Author + information
- Joanne D. Schuijf, MSc,
- Gabija Pundziute, MD and
- Jeroen J. Bax, MD, PhD⁎ ()
- ↵⁎Leiden University Medical Center, Cardiology, Albinusdreef 2, 2333 ZA, Leiden, the Netherlands
We thank Dr. Nasir and colleagues for their interest in our study (1) on the prognostic value of multislice computed tomography (MSCT) coronary angiography. In our study, plaque characteristics on MSCT were demonstrated to provide prognostic information incremental to baseline characteristics. Although obstructive coronary artery disease (CAD), particularly located in the left main or left anterior descending coronary artery, was associated with the highest event rate, both nonobstructive CAD and the presence of mixed plaques were also associated with elevated event rates. In contrast, the absence of any atherosclerosis on MSCT was associated with excellent survival.
Accordingly, Dr. Nasir and colleagues question the relative prognostic merits of calcium scoring and MSCT coronary angiography. We agree with the authors that in asymptomatic patients, coronary calcium scoring has been demonstrated to provide reliable risk stratification, with risk of coronary events increasing from <1% for minimal calcium to 6.3% for extensive calcium (calcium scores >400) (2). Thus, Dr. Nasir and colleagues raise the question of whether in fact calcium scoring should be used as a gatekeeper for MSCT coronary angiography.
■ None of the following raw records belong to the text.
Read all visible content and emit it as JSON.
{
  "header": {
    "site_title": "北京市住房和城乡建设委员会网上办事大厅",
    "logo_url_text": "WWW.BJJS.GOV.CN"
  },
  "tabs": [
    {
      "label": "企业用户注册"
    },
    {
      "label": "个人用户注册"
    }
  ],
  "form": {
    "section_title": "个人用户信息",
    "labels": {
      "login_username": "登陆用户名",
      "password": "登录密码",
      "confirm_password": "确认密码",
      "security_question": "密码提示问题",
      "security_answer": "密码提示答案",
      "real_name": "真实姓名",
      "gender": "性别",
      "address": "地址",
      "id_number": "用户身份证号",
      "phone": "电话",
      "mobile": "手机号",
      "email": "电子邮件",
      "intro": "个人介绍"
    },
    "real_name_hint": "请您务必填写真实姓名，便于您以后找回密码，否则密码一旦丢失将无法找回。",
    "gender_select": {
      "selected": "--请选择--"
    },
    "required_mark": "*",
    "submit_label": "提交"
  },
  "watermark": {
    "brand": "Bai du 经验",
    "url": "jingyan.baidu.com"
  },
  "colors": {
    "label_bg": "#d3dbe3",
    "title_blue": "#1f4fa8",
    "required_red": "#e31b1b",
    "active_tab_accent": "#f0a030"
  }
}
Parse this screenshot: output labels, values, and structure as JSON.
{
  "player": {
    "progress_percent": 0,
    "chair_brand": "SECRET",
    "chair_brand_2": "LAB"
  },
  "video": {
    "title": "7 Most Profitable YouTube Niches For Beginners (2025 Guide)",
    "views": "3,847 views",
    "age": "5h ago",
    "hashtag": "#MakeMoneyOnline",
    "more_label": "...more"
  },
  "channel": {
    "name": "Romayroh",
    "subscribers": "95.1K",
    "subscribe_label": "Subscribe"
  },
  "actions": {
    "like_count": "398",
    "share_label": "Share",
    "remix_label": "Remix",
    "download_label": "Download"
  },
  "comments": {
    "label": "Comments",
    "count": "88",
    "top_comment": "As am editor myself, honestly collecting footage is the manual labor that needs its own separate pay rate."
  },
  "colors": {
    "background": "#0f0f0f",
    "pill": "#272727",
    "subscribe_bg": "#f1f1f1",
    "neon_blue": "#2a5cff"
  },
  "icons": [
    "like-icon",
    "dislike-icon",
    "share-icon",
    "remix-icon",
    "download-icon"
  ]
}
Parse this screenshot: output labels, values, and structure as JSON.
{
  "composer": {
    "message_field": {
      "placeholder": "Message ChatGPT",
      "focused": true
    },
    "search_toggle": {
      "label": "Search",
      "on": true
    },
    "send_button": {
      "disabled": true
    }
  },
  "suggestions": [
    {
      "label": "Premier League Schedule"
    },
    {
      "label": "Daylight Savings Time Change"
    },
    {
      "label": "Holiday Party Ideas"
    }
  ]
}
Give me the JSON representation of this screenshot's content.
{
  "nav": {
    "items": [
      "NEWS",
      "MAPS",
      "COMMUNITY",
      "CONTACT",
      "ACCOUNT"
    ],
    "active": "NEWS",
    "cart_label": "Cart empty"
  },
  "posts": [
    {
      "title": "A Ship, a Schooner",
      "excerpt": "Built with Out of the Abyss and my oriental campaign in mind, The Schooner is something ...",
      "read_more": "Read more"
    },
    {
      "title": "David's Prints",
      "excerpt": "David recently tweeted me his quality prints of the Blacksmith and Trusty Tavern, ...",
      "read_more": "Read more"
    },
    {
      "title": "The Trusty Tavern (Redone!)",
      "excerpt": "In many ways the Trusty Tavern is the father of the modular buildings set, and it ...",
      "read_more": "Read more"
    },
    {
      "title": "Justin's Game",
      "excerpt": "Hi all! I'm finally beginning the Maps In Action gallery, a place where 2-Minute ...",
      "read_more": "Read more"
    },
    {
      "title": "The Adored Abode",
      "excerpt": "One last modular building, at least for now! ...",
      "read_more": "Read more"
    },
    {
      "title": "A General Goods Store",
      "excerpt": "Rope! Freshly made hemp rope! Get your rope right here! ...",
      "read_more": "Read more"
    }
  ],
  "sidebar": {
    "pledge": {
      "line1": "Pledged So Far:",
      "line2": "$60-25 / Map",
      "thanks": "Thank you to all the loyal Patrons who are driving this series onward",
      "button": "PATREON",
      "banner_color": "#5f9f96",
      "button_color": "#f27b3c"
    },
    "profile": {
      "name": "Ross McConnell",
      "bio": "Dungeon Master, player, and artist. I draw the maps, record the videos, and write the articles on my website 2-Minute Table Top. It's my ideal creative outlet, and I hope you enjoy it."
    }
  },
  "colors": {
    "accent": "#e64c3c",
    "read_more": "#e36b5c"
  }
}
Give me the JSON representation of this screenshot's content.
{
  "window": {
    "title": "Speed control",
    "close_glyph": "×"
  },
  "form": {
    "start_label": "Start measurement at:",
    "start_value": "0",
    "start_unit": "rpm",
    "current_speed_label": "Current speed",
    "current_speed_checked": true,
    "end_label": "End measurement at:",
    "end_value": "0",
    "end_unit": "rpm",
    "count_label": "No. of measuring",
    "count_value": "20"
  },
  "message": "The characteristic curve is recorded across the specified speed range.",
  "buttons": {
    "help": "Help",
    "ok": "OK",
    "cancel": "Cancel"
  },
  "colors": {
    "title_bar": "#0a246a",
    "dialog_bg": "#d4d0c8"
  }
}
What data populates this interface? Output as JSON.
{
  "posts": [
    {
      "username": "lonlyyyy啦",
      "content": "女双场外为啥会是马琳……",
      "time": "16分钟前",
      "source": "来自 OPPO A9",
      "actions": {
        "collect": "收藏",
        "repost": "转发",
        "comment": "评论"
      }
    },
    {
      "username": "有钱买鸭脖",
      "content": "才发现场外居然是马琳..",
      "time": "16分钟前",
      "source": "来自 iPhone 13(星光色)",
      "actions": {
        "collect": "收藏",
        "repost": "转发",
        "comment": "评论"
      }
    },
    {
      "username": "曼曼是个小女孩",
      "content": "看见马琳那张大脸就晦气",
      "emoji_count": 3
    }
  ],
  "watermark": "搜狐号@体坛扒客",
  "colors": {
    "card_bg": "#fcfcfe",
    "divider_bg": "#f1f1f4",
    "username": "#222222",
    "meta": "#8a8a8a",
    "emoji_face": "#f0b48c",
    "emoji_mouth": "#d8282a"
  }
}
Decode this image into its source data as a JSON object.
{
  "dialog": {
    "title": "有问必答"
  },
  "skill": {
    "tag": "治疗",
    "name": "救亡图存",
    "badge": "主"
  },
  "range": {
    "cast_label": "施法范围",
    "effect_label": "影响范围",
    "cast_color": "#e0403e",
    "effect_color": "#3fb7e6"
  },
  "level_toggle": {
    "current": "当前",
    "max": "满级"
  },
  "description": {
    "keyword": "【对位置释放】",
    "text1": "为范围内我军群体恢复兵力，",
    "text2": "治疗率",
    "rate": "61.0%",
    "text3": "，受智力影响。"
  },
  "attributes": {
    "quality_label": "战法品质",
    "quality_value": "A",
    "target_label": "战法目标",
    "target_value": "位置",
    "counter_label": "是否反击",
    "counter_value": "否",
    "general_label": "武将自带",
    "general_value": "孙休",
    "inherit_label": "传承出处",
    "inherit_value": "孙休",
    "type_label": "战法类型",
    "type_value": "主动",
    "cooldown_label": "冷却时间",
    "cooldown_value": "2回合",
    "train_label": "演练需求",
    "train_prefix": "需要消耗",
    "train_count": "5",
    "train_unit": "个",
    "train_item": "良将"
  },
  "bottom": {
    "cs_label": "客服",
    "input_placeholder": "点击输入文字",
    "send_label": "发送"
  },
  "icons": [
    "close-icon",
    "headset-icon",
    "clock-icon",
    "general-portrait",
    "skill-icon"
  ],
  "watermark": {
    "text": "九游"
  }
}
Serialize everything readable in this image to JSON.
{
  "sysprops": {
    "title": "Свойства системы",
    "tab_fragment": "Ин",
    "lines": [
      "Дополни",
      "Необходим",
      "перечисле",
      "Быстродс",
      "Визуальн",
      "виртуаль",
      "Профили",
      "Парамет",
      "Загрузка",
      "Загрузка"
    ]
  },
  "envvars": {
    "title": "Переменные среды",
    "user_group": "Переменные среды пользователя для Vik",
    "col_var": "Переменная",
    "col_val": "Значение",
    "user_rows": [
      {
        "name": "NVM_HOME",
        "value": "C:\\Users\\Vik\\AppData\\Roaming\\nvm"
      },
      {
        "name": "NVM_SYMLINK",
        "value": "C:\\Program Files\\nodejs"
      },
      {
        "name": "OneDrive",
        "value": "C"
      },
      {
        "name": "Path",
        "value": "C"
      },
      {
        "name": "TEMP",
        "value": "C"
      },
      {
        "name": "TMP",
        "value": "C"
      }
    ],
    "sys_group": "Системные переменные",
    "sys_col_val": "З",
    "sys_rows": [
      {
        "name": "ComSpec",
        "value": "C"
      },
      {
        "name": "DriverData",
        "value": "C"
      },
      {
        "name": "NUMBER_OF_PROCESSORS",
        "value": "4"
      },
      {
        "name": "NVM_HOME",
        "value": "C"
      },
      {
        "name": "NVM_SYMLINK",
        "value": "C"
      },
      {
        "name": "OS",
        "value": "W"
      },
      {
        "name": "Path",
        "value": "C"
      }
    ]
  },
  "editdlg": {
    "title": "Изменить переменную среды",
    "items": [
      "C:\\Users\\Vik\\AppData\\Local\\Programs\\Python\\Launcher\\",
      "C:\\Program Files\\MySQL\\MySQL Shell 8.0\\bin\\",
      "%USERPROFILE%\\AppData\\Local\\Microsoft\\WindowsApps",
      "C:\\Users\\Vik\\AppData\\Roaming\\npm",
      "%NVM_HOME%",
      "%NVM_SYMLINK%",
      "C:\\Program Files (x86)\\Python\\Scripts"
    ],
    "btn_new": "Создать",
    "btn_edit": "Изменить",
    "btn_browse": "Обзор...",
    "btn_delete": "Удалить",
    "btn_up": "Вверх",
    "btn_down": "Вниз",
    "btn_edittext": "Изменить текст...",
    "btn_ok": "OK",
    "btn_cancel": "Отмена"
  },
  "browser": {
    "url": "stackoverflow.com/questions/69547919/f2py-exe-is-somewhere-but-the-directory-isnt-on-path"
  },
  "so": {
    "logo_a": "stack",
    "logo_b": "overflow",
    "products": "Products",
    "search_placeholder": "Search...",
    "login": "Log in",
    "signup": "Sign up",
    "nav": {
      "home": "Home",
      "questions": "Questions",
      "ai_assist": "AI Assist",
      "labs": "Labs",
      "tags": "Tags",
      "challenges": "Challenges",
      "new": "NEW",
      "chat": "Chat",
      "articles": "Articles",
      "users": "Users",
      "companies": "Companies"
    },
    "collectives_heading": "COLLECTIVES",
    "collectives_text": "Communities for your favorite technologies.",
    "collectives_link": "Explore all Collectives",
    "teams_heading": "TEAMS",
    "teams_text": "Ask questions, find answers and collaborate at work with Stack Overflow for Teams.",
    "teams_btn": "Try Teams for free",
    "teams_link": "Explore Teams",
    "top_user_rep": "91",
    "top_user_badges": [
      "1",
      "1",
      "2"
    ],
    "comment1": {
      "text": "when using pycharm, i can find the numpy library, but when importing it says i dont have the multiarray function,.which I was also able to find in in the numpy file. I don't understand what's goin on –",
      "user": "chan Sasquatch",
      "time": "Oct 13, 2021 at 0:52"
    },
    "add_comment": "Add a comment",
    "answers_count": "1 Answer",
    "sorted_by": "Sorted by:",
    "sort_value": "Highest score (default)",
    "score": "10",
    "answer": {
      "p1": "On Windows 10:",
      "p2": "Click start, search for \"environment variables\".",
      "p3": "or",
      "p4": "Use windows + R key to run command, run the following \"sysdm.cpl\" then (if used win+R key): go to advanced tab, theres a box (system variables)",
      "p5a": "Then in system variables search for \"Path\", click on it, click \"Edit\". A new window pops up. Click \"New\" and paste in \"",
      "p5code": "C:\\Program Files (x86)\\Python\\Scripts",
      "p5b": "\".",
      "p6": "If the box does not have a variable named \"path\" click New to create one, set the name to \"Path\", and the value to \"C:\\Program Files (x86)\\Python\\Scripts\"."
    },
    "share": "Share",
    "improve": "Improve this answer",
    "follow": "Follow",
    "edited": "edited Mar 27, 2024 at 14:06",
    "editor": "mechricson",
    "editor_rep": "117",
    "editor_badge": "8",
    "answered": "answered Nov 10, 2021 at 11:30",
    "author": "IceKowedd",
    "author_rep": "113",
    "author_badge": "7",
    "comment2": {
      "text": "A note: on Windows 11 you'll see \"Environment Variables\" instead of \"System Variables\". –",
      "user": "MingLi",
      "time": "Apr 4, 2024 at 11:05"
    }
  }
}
As Dr. Nasir and colleagues propose, in individuals with low coronary calcium scores (<100), MSCT angiography may not be necessary, whereas in patients with intermediate to high calcium scores, MSCT angiography may provide incremental information. It is important to realize that most of the data concerning risk stratification with coronary calcium scoring are based on asymptomatic individuals without a history of cardiac disease. In contrast, our study was performed predominantly in symptomatic patients, including patients with a history of CAD. In these patient populations, the value of coronary calcium scoring may be substantially different. Particularly in the setting of acute coronary syndromes, noncalcified (even obstructive) plaques are frequently observed in patients without coronary artery calcium (3). Thus, absence of coronary calcium may not always reliably exclude CAD.
In our own study, although a strong trend was observed, coronary calcium did not reach significance as a predictor of events. In contrast, events occurred in 3 of 29 (10%) of patients without any coronary calcium. In these 3 patients, the MSCT study was abnormal despite the absence of coronary calcium. Moreover, 19% of patients with an event had a coronary calcium score >100. In these patients, noncalcified plaques may have been related to coronary events. Accordingly, in symptomatic patients, MSCT coronary angiography appears to provide incremental information over coronary calcium scoring. Nevertheless, we fully agree with the researchers that further investigations comparing the relative merits of these techniques are highly needed.
- American College of Cardiology Foundation